(INFORMATION SHOWN begins)
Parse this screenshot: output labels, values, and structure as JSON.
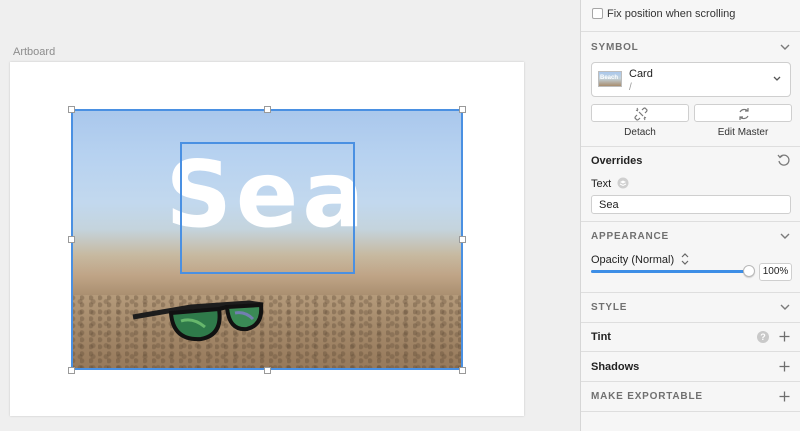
{
  "canvas": {
    "artboard_label": "Artboard",
    "symbol_text": "Sea"
  },
  "inspector": {
    "fix_position_label": "Fix position when scrolling",
    "fix_position_checked": false,
    "symbol": {
      "title": "SYMBOL",
      "name": "Card",
      "path": "/",
      "thumbnail_text": "Beach",
      "detach_label": "Detach",
      "edit_master_label": "Edit Master"
    },
    "overrides": {
      "title": "Overrides",
      "text_label": "Text",
      "text_value": "Sea"
    },
    "appearance": {
      "title": "APPEARANCE",
      "opacity_label": "Opacity (Normal)",
      "opacity_value": "100%",
      "opacity_fraction": 1.0
    },
    "style": {
      "title": "STYLE"
    },
    "tint": {
      "title": "Tint",
      "help": "?"
    },
    "shadows": {
      "title": "Shadows"
    },
    "exportable": {
      "title": "MAKE EXPORTABLE"
    }
  },
  "colors": {
    "selection": "#4a90e2",
    "slider_fill": "#3d8ee6"
  }
}
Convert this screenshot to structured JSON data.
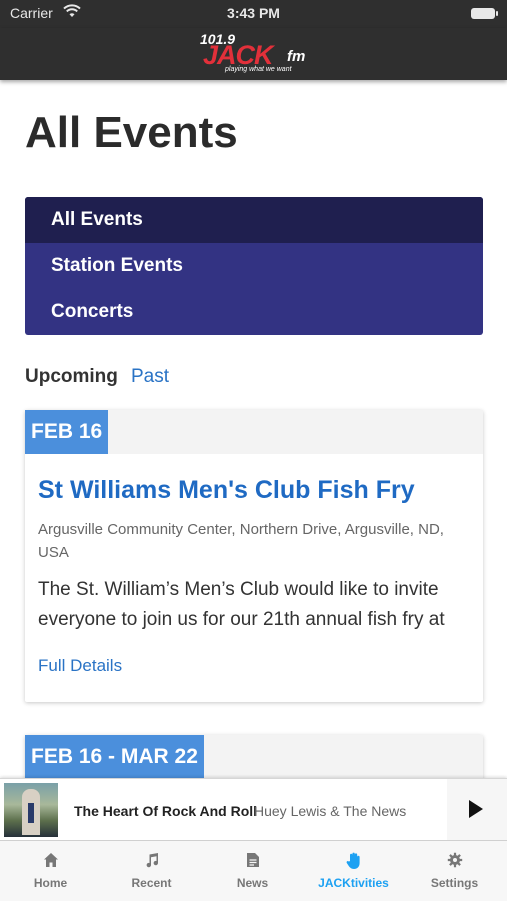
{
  "status_bar": {
    "carrier": "Carrier",
    "time": "3:43 PM"
  },
  "brand": {
    "number": "101.9",
    "name": "JACK",
    "suffix": "fm",
    "tagline": "playing what we want"
  },
  "page": {
    "title": "All Events"
  },
  "filters": [
    {
      "label": "All Events",
      "active": true
    },
    {
      "label": "Station Events",
      "active": false
    },
    {
      "label": "Concerts",
      "active": false
    }
  ],
  "toggle": {
    "upcoming": "Upcoming",
    "past": "Past"
  },
  "events": [
    {
      "date": "FEB 16",
      "title": "St Williams Men's Club Fish Fry",
      "location": "Argusville Community Center, Northern Drive, Argusville, ND, USA",
      "description": "The St. William’s Men’s Club would like to invite everyone to join us for our 21th annual fish fry at",
      "link": "Full Details"
    },
    {
      "date": "FEB 16 - MAR 22"
    }
  ],
  "now_playing": {
    "title": "The Heart Of Rock And Roll",
    "artist": "Huey Lewis & The News"
  },
  "tabs": [
    {
      "label": "Home",
      "icon": "home-icon"
    },
    {
      "label": "Recent",
      "icon": "music-note-icon"
    },
    {
      "label": "News",
      "icon": "document-icon"
    },
    {
      "label": "JACKtivities",
      "icon": "hand-icon",
      "active": true
    },
    {
      "label": "Settings",
      "icon": "gear-icon"
    }
  ],
  "colors": {
    "accent": "#1da1f2",
    "menu": "#333383",
    "menu_active": "#1f1f4f",
    "date_badge": "#4b8fdc",
    "link": "#2a73c5"
  }
}
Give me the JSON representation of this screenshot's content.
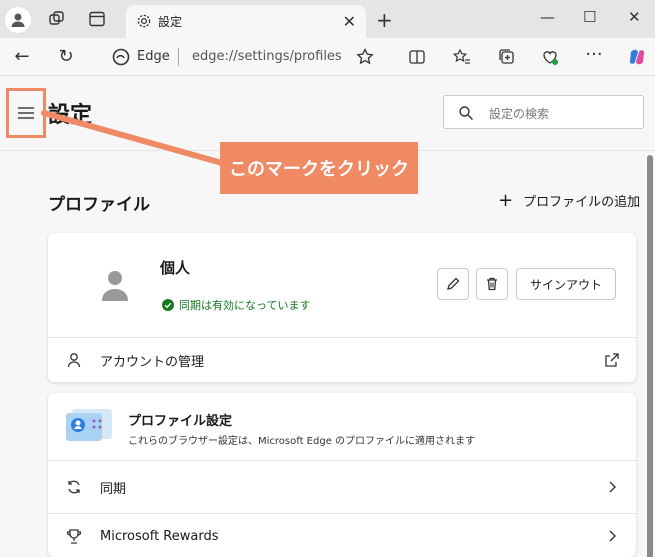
{
  "tab": {
    "title": "設定"
  },
  "toolbar": {
    "edge_label": "Edge",
    "url": "edge://settings/profiles"
  },
  "header": {
    "title": "設定",
    "search_placeholder": "設定の検索"
  },
  "callout": {
    "text": "このマークをクリック"
  },
  "section": {
    "title": "プロファイル",
    "add_label": "プロファイルの追加"
  },
  "profile": {
    "name": "個人",
    "sync_status": "同期は有効になっています",
    "signout_label": "サインアウト",
    "manage_label": "アカウントの管理"
  },
  "profile_settings": {
    "title": "プロファイル設定",
    "description": "これらのブラウザー設定は、Microsoft Edge のプロファイルに適用されます"
  },
  "rows": {
    "sync": "同期",
    "rewards": "Microsoft Rewards"
  },
  "colors": {
    "accent": "#f08a65",
    "sync_green": "#137a1f"
  }
}
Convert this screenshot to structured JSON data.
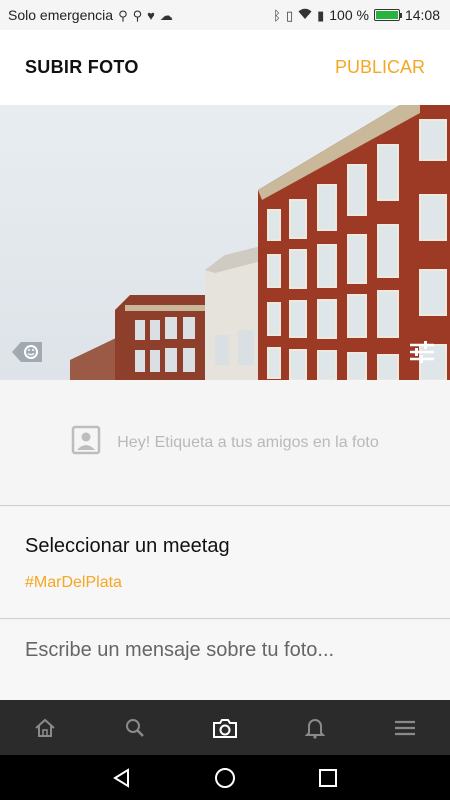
{
  "status_bar": {
    "left_text": "Solo emergencia",
    "battery_text": "100 %",
    "battery_level": 1.0,
    "time": "14:08",
    "icons": [
      "usb-icon",
      "usb-icon",
      "heart-rate-icon",
      "cloud-icon",
      "bluetooth-icon",
      "vibrate-icon",
      "wifi-icon",
      "sim-icon",
      "battery-icon"
    ]
  },
  "header": {
    "title": "SUBIR FOTO",
    "publish_label": "PUBLICAR"
  },
  "photo": {
    "tag_icon": "tag-face-icon",
    "filter_icon": "filter-sliders-icon"
  },
  "tag_friends": {
    "hint": "Hey! Etiqueta a tus amigos en la foto",
    "icon": "portrait-icon"
  },
  "meetag": {
    "label": "Seleccionar un meetag",
    "value": "#MarDelPlata"
  },
  "message": {
    "placeholder": "Escribe un mensaje sobre tu foto..."
  },
  "bottom_nav": {
    "items": [
      "home-icon",
      "search-icon",
      "camera-icon",
      "bell-icon",
      "menu-icon"
    ]
  },
  "android_nav": {
    "items": [
      "back-icon",
      "home-circle-icon",
      "recents-icon"
    ]
  },
  "colors": {
    "accent": "#f5a623",
    "nav_bg": "#2b2b2b",
    "battery_green": "#27b33e"
  }
}
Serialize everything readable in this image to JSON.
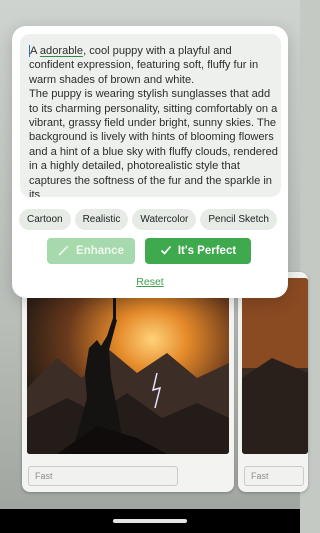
{
  "prompt": {
    "first_word": "A",
    "highlighted_word": "adorable",
    "text": ", cool puppy with a playful and confident expression, featuring soft, fluffy fur in warm shades of brown and white.\nThe puppy is wearing stylish sunglasses that add to its charming personality, sitting comfortably on a vibrant, grassy field under bright, sunny skies. The background is lively with hints of blooming flowers and a hint of a blue sky with fluffy clouds, rendered in a highly detailed, photorealistic style that captures the softness of the fur and the sparkle in its"
  },
  "styles": [
    "Cartoon",
    "Realistic",
    "Watercolor",
    "Pencil Sketch"
  ],
  "buttons": {
    "enhance": "Enhance",
    "perfect": "It's Perfect",
    "reset": "Reset"
  },
  "gallery": {
    "cards": [
      {
        "tag": "Fast"
      },
      {
        "tag": "Fast"
      }
    ]
  },
  "icons": {
    "enhance": "magic-wand-icon",
    "perfect": "checkmark-icon"
  },
  "colors": {
    "accent": "#3fa94d",
    "accent_disabled": "#a6d9ac",
    "chip_bg": "#e6ebe6",
    "prompt_bg": "#eef0ee"
  }
}
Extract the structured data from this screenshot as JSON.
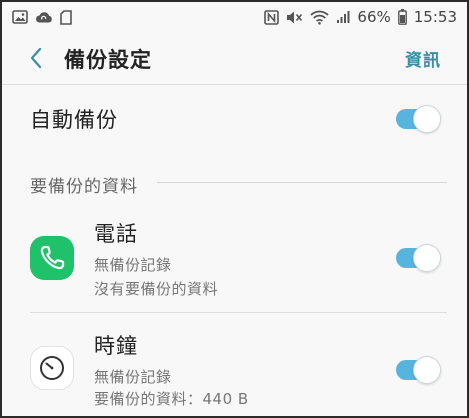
{
  "status_bar": {
    "left_icons": [
      "image-icon",
      "cloud-sync-icon",
      "sd-card-icon"
    ],
    "right_icons": [
      "nfc-icon",
      "mute-icon",
      "wifi-icon",
      "signal-icon"
    ],
    "battery": "66%",
    "time": "15:53"
  },
  "app_bar": {
    "title": "備份設定",
    "info_label": "資訊"
  },
  "auto_backup": {
    "label": "自動備份",
    "enabled": true
  },
  "section": {
    "header": "要備份的資料"
  },
  "items": [
    {
      "title": "電話",
      "line1": "無備份記錄",
      "line2": "沒有要備份的資料",
      "icon": "phone-icon",
      "enabled": true
    },
    {
      "title": "時鐘",
      "line1": "無備份記錄",
      "line2": "要備份的資料：440 B",
      "icon": "clock-icon",
      "enabled": true
    }
  ],
  "colors": {
    "accent": "#3a8fa8",
    "toggle_on": "#56b4df",
    "phone_icon_bg": "#1fc26a"
  }
}
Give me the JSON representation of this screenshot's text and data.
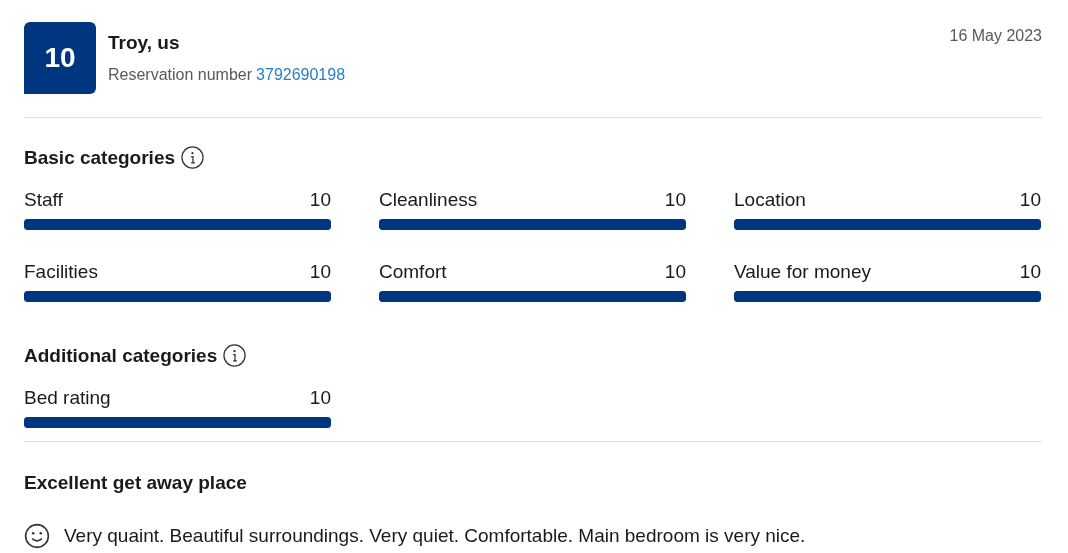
{
  "score": "10",
  "reviewer": {
    "name": "Troy, us",
    "reservation_label": "Reservation number",
    "reservation_number": "3792690198"
  },
  "date": "16 May 2023",
  "sections": [
    {
      "title": "Basic categories",
      "categories": [
        {
          "label": "Staff",
          "score": "10",
          "level": 1
        },
        {
          "label": "Cleanliness",
          "score": "10",
          "level": 1
        },
        {
          "label": "Location",
          "score": "10",
          "level": 1
        },
        {
          "label": "Facilities",
          "score": "10",
          "level": 1
        },
        {
          "label": "Comfort",
          "score": "10",
          "level": 1
        },
        {
          "label": "Value for money",
          "score": "10",
          "level": 1
        }
      ]
    },
    {
      "title": "Additional categories",
      "categories": [
        {
          "label": "Bed rating",
          "score": "10",
          "level": 1
        }
      ]
    }
  ],
  "review": {
    "title": "Excellent get away place",
    "positive": "Very quaint. Beautiful surroundings. Very quiet. Comfortable. Main bedroom is very nice."
  }
}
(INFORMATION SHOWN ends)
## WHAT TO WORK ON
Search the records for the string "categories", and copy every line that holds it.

## SOLUTION TO THE PROBLEM
      "title": "Basic categories",
      "categories": [
      "title": "Additional categories",
      "categories": [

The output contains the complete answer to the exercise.